View Article: PubMed Central - HTML - PubMed

Affiliation: Centre for Public Health, Queen's University Belfast, Institute of Clinical Sciences B, Royal Victoria Hospital, Grosvenor Road, Belfast, Northern Ireland, UK. mdallat01@qub.ac.uk.

ABSTRACT

Background: Recently both the UK and US governments have advocated the use of financial incentives to encourage healthier lifestyle choices but evidence for the cost-effectiveness of such interventions is lacking. Our aim was to perform a cost-effectiveness analysis (CEA) of a quasi-experimental trial, exploring the use of financial incentives to increase employee physical activity levels, from a healthcare and employer's perspective.

Methods: Employees used a 'loyalty card' to objectively monitor their physical activity at work over 12 weeks. The Incentive Group (n=199) collected points and received rewards for minutes of physical activity completed. The No Incentive Group (n=207) self-monitored their physical activity only. Quality of life (QOL) and absenteeism were assessed at baseline and 6 months follow-up. QOL scores were also converted into productivity estimates using a validated algorithm. The additional costs of the Incentive Group were divided by the additional quality adjusted life years (QALYs) or productivity gained to calculate incremental cost effectiveness ratios (ICERs). Cost-effectiveness acceptability curves (CEACs) and population expected value of perfect information (EVPI) was used to characterize and value the uncertainty in our estimates.

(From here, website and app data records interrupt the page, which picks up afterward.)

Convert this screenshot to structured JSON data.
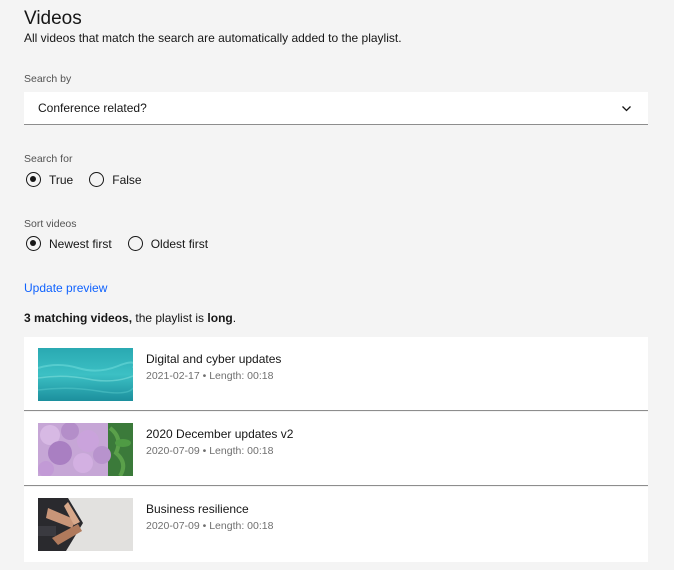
{
  "header": {
    "title": "Videos",
    "subtitle": "All videos that match the search are automatically added to the playlist."
  },
  "search_by": {
    "label": "Search by",
    "selected": "Conference related?",
    "icon": "chevron-down-icon"
  },
  "search_for": {
    "label": "Search for",
    "options": [
      {
        "label": "True",
        "checked": true
      },
      {
        "label": "False",
        "checked": false
      }
    ]
  },
  "sort_videos": {
    "label": "Sort videos",
    "options": [
      {
        "label": "Newest first",
        "checked": true
      },
      {
        "label": "Oldest first",
        "checked": false
      }
    ]
  },
  "update_link": "Update preview",
  "summary": {
    "count_text": "3 matching videos,",
    "middle_text": " the playlist is ",
    "length_word": "long",
    "end_text": "."
  },
  "videos": [
    {
      "title": "Digital and cyber updates",
      "meta": "2021-02-17 • Length: 00:18"
    },
    {
      "title": "2020 December updates v2",
      "meta": "2020-07-09 • Length: 00:18"
    },
    {
      "title": "Business resilience",
      "meta": "2020-07-09 • Length: 00:18"
    }
  ],
  "colors": {
    "background": "#f4f4f4",
    "link": "#0f62fe",
    "text": "#161616"
  }
}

Results: The Incentive Group performed more physical activity over 12 weeks and by 6 months had achieved greater gains in QOL and productivity, although these mean differences were not statistically significant. The ICERs were £2,900/QALY and £2,700 per percentage increase in overall employee productivity. Whilst the confidence intervals surrounding these ICERs were wide, CEACs showed a high chance of the intervention being cost-effective at low willingness-to-pay (WTP) thresholds.

Conclusions: The Physical Activity Loyalty card (PAL) scheme is potentially cost-effective from both a healthcare and employer's perspective but further research is warranted to reduce uncertainty in our results. It is based on a sustainable "business model" which should become more cost-effective as it is delivered to more participants and can be adapted to suit other health behaviors and settings. This comes at a time when both UK and US governments are encouraging business involvement in tackling public health challenges.

Show MeSH
Related in: MedlinePlus